**Records for this exercise:**
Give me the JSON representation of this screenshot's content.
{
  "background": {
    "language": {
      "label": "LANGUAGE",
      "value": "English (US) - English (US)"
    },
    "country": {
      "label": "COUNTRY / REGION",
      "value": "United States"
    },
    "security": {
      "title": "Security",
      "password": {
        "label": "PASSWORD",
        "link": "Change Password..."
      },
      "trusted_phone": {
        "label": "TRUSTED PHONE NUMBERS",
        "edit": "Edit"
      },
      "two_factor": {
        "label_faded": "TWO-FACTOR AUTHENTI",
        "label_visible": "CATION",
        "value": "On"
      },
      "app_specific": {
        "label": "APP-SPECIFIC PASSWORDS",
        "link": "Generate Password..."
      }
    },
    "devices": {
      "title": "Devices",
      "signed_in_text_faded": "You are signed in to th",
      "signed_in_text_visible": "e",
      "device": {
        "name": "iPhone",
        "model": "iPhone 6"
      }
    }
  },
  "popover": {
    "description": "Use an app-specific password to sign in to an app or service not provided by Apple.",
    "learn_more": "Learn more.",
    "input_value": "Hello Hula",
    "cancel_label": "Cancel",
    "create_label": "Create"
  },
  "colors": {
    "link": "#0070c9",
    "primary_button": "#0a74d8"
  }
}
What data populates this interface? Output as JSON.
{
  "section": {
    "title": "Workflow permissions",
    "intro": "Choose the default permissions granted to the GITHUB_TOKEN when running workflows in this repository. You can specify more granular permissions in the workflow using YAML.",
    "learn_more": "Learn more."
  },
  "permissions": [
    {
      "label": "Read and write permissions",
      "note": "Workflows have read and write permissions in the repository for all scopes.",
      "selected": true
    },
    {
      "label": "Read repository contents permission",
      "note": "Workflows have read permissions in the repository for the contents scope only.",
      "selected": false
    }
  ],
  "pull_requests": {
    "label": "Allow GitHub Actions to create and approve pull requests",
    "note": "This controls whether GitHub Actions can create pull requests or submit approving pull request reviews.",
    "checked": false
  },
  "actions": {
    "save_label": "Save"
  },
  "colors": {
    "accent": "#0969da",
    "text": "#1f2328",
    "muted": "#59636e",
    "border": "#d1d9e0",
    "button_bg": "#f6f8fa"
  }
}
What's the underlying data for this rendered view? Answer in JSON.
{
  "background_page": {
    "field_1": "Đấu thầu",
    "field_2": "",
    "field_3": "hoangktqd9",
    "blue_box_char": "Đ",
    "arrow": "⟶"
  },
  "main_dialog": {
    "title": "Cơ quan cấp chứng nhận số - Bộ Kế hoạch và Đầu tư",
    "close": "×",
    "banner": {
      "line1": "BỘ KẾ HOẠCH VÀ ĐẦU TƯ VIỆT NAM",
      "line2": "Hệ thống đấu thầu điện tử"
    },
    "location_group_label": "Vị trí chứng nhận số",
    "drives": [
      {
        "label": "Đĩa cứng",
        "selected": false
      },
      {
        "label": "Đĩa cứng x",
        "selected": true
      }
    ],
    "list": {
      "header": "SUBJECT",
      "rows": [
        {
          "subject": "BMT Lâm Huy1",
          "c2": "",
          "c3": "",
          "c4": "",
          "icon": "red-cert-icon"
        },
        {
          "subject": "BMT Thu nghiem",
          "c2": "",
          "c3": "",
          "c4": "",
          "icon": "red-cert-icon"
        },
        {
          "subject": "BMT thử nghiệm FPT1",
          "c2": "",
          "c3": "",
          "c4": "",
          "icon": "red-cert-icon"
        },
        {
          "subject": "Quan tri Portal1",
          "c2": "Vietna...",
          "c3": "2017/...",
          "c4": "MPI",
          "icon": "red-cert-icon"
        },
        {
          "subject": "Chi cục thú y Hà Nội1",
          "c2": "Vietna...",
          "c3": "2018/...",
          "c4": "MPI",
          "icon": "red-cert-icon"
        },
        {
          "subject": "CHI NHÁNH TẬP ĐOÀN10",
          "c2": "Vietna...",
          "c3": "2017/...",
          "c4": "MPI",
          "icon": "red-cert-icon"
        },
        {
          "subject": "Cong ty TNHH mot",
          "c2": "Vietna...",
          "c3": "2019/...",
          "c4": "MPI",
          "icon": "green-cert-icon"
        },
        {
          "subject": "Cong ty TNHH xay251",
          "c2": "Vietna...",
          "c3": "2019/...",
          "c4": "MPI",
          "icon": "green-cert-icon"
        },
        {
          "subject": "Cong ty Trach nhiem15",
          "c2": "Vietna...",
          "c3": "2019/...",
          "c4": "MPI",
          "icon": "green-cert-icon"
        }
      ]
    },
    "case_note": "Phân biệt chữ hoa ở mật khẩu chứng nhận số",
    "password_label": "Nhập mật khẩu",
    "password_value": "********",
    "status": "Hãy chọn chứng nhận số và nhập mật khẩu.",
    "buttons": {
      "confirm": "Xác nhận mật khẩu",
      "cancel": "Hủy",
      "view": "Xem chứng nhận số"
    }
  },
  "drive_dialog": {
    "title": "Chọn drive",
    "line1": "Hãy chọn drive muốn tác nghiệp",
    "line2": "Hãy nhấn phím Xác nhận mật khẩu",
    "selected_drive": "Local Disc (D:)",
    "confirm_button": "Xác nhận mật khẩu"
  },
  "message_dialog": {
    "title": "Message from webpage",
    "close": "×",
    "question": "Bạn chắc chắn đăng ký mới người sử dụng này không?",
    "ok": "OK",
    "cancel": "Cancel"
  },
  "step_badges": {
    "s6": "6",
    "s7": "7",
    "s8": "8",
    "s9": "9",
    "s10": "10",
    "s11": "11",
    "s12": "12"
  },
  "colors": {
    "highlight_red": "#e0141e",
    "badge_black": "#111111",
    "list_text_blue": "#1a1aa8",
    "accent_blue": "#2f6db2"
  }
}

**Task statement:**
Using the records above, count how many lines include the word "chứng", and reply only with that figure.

**Written reply:**
5